- Recorded data:
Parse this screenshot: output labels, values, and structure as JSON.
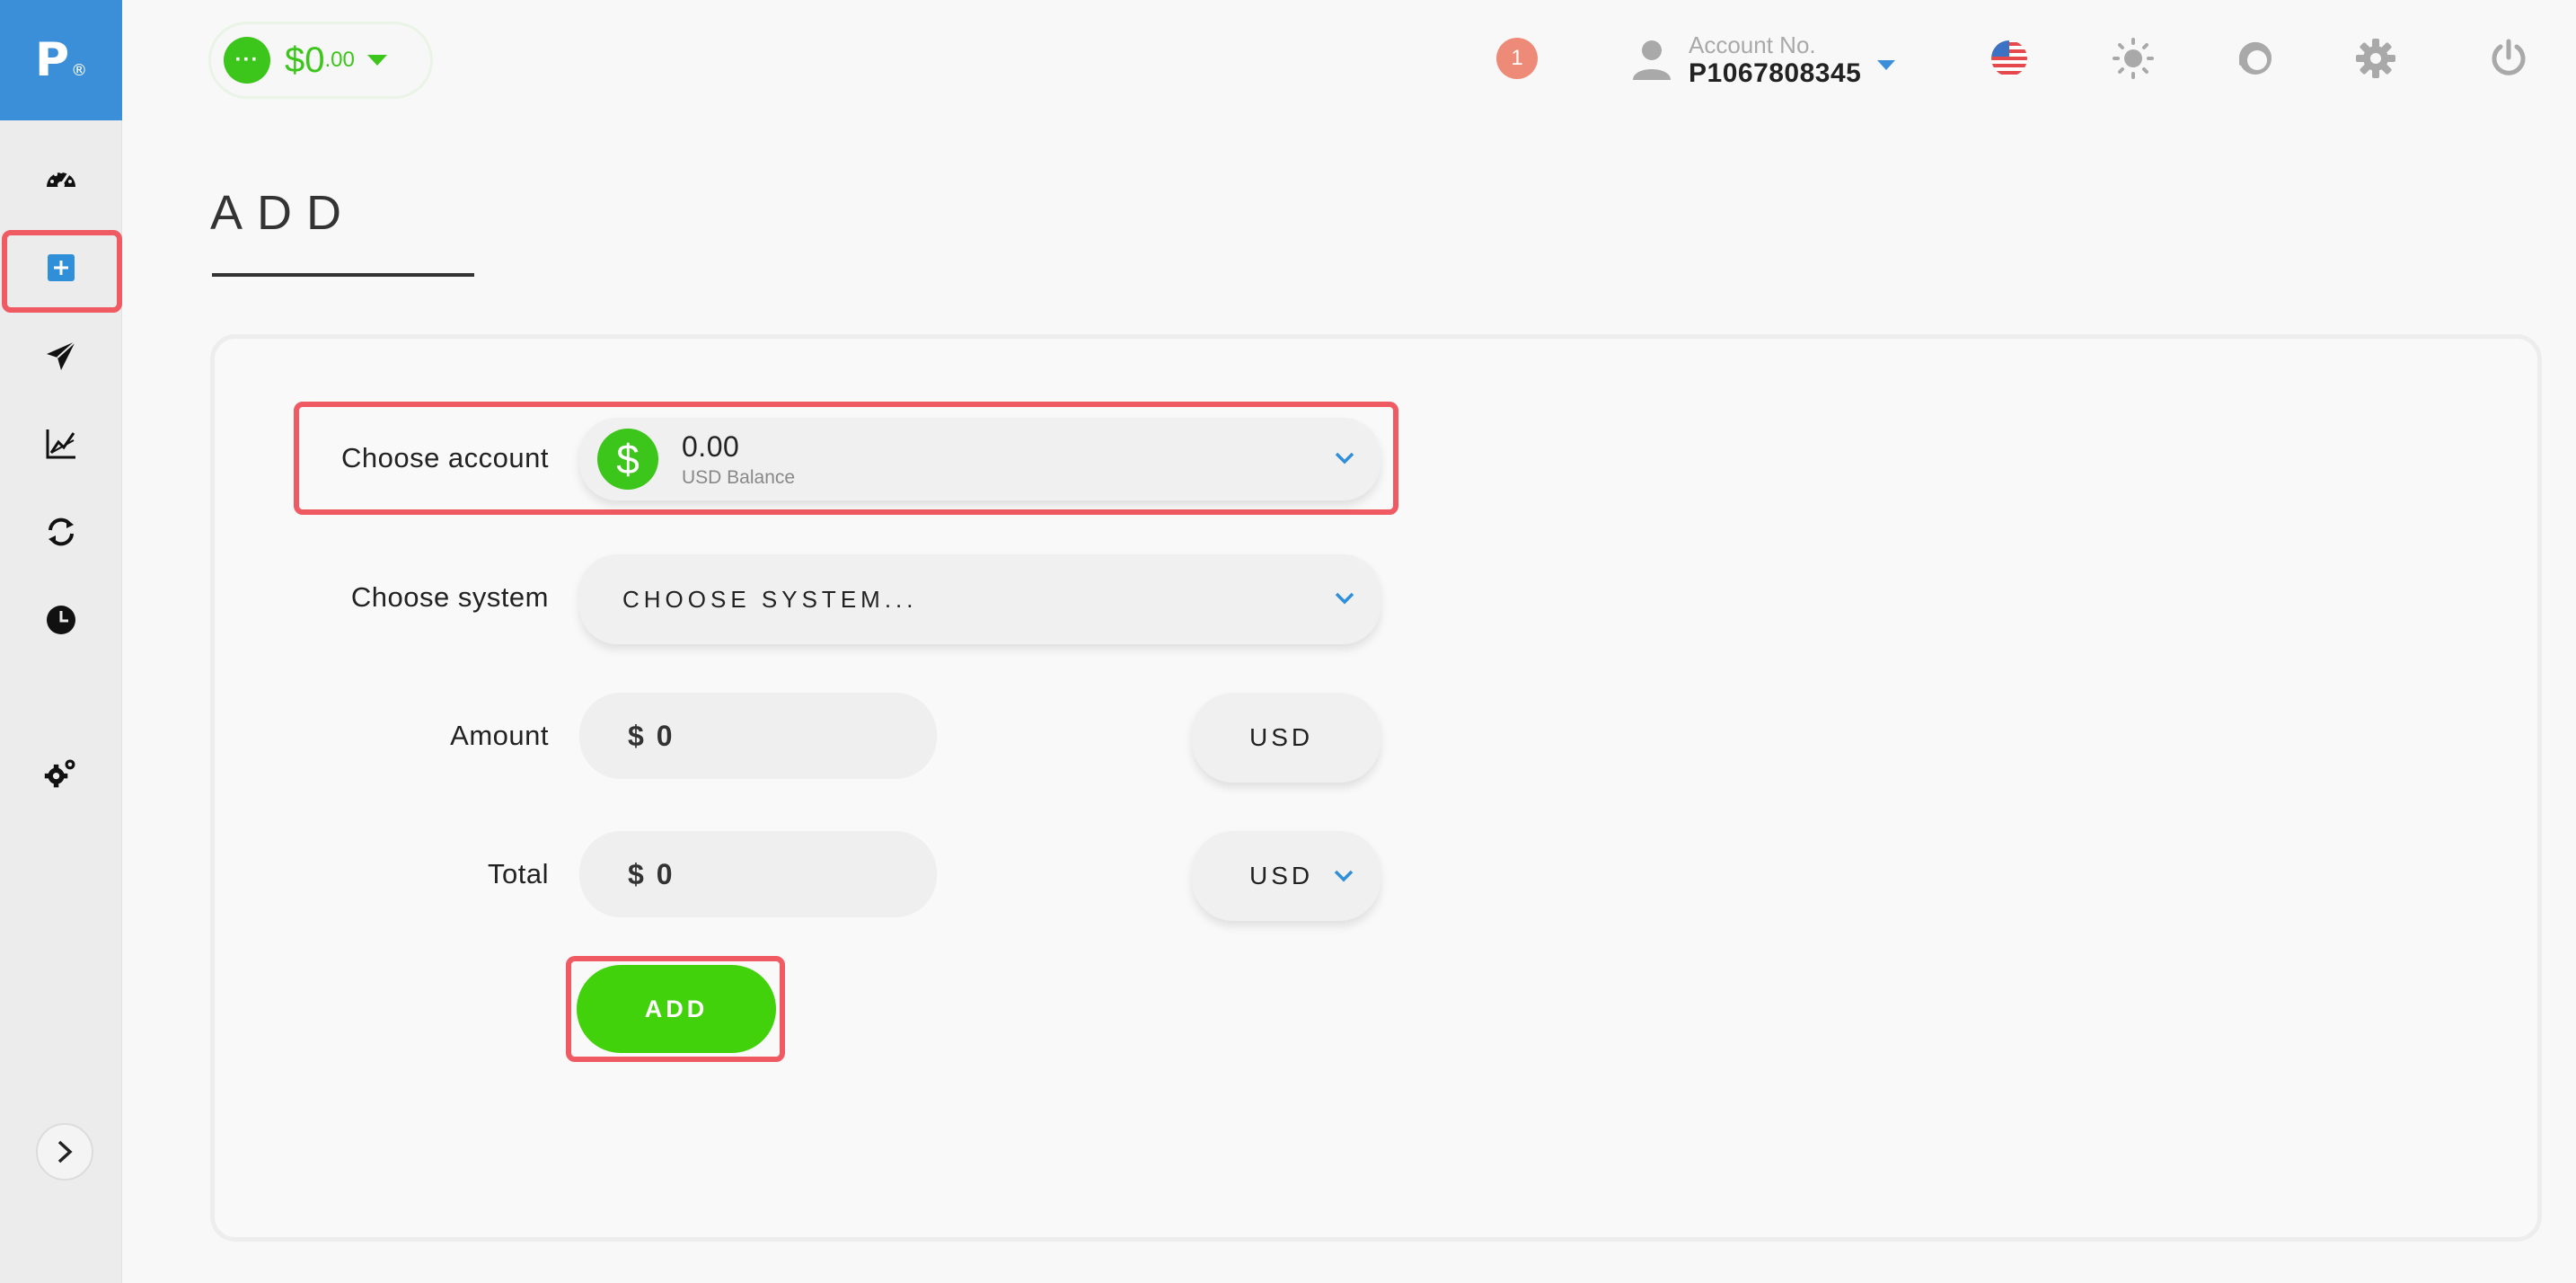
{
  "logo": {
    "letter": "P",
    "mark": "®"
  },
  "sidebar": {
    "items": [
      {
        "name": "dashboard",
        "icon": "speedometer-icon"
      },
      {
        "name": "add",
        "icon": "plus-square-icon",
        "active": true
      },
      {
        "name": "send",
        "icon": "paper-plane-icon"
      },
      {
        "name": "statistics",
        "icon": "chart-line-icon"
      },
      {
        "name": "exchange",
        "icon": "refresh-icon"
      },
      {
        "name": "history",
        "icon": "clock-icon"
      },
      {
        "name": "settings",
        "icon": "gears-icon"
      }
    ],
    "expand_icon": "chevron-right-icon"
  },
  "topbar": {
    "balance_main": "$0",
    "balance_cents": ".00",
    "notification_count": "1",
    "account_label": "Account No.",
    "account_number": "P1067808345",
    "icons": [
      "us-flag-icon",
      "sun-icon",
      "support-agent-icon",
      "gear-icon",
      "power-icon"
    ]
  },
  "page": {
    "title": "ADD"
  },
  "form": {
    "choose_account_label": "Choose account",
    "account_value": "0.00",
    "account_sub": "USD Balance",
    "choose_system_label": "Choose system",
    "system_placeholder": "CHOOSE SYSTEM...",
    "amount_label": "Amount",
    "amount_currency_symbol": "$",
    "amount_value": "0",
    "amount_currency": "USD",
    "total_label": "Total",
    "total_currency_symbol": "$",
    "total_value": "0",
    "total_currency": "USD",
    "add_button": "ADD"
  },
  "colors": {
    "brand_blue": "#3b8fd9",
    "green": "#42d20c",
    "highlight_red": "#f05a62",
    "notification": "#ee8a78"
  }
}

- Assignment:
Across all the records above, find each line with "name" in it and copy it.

- Written solution:
        "name": "dashboard",
        "name": "add",
        "name": "send",
        "name": "statistics",
        "name": "exchange",
        "name": "history",
        "name": "settings",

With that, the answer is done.